In Fall 2014, the focus of The Python Project shifted from heart and liver to adipose tissue with the aim of identifying the role of genes that regulate how fatty acids are stored and released from adipose tissue. The Burmese python can eat a meal up to 75% of their body weight, and after feeding, lipids accumulate in the serum at a concentration that would be lethal to a mammal. The source of the lipids is currently unclear. Although it is likely that a significant amount of lipids comes from the meal itself, the increase occurs at a time when the meal is only partially digested, suggested a second source of lipids. Adipose tissue is a likely candidate despite the relatively low amount of stored fat the Burmese python has. To better understand the role of adipose tissue as either a source of serum lipids or destination for dietary lipids, students in Fall 2014 examined expression of a set of genes that regulate fatty acid transport and metabolism in fat bodies harvested from fasted pythons and at several time point after feeding.*
Lipid metabolism is an important mechanism by which organisms break down fatty acids into smaller compounds in order to yield energy for cellular processes. Many different enzymes in the body catalyze this metabolism, and abnormalities in these enzymes cause a buildup of lipids that can ultimately result in metabolic disorders in humans, and damage organs. By examining expression of adipokines, for example, released from adipose tissue at various days post-fed, we should be able to better understand the python’s cell signaling mechanisms that are important in infection, inflammation, and immune response. Adipokines may also help us understand how the python does not become obese or develop metabolic syndrome, which is characterized by insulin resistance, diabetes mellitus, and cardiovascular disease, after eating a meal that can be up to 75% the body weight of the animal.
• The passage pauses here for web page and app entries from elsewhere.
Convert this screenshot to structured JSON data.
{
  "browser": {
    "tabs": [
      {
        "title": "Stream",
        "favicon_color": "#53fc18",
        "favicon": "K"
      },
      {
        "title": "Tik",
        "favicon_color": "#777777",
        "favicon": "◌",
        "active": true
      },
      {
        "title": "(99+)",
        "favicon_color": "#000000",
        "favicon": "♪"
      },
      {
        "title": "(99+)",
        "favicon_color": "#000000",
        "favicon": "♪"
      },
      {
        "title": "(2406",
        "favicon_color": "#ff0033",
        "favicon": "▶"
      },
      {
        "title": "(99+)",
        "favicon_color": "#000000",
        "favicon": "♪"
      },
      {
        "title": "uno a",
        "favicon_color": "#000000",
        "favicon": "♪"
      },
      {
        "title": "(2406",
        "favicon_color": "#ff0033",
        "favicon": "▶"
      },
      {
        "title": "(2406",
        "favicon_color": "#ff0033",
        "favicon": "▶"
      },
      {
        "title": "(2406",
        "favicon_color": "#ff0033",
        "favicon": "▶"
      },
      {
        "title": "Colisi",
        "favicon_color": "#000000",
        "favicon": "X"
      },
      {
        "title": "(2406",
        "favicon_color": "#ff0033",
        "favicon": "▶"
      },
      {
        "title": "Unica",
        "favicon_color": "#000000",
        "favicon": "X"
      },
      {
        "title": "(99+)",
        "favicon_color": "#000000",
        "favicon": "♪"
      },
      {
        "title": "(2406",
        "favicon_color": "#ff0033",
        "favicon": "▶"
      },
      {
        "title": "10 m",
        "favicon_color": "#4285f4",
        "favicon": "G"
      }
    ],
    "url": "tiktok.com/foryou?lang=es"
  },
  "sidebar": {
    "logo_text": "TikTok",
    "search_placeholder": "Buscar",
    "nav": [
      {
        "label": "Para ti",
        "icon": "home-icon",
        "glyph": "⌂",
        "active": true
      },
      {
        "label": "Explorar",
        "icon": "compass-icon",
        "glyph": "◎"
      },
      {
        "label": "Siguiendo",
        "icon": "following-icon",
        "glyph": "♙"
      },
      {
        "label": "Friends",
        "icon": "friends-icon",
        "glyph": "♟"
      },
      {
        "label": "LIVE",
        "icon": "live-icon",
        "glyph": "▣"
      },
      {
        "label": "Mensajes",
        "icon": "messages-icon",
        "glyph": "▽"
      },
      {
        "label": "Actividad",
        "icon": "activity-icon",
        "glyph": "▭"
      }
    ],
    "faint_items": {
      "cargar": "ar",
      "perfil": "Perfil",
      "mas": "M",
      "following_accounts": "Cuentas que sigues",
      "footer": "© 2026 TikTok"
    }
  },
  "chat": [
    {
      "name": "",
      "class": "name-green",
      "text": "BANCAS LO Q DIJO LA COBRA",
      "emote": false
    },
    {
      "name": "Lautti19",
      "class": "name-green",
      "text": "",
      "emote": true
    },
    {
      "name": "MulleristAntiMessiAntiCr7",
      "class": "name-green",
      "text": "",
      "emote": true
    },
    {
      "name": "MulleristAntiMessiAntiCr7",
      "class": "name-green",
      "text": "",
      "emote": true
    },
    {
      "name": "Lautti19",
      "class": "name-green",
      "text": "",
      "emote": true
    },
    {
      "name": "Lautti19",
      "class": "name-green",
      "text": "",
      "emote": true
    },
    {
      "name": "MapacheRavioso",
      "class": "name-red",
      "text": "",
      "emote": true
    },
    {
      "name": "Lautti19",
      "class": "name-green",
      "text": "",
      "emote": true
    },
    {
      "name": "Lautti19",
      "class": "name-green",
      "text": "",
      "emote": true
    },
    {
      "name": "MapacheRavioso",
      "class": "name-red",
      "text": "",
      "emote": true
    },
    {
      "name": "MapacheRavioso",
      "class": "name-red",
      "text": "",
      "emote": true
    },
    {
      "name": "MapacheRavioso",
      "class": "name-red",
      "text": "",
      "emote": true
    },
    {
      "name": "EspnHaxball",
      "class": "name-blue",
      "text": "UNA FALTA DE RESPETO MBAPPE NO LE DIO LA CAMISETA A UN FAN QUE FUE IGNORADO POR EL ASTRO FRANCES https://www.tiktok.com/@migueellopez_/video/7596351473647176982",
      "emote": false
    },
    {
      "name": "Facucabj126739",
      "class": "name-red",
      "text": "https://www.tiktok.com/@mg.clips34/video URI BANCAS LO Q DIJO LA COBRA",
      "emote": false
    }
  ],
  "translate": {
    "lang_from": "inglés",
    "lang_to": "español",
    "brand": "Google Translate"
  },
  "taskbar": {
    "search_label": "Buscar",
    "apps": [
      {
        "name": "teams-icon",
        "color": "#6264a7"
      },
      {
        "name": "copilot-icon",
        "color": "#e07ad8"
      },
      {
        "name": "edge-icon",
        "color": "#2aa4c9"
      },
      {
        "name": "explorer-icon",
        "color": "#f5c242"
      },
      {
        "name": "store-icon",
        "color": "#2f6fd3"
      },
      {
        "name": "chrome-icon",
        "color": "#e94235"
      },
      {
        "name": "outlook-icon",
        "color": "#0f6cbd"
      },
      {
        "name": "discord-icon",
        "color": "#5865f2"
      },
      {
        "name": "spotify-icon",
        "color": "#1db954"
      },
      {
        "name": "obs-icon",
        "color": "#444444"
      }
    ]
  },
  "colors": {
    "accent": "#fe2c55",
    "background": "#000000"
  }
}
Humans who have a high number of circulating triglycerides are usually obese, and either have or will develop some or all of the metabolic syndrome characteristics.*
Students in Fall 2014 measured genes that encode adipokines and enzymes that are involved in both the storage and release of lipids from adipose tissue. They found that genes that mediate the storage of excess lipids after feeding like Diglyceride acyltransferase (DGAT) are decreased, likely to provide energy to organs that are participating in digestion. However, enzymes that participate in the liberation of lipids from adipose tissue like Carnitine Palmitoyl Transferase 1A (CPT1A), and Patatin-like Phospholipase Domain Containing 2 (PNPLA2) lipase were dramatically increased at one day after feeding, whereas those that participate . This was the earliest time point examined and coincides with when the serum lipids are highest in the python. Because digestion takes place between one and six days after feeding it seems likely that at least some of the lipids observed in the serum at one day after feeding originate in the adipose tissue. Interestingly, for the third semester, we were unable to measure cytokines like interleukins and interferon, suggesting that a lack of these proteins could prevent the development of disorders resulting from systemic inflammation when serum lipids are high.
*Adapted from the final research paper of Danielle Krause, student in the Fall 2014 Python Project.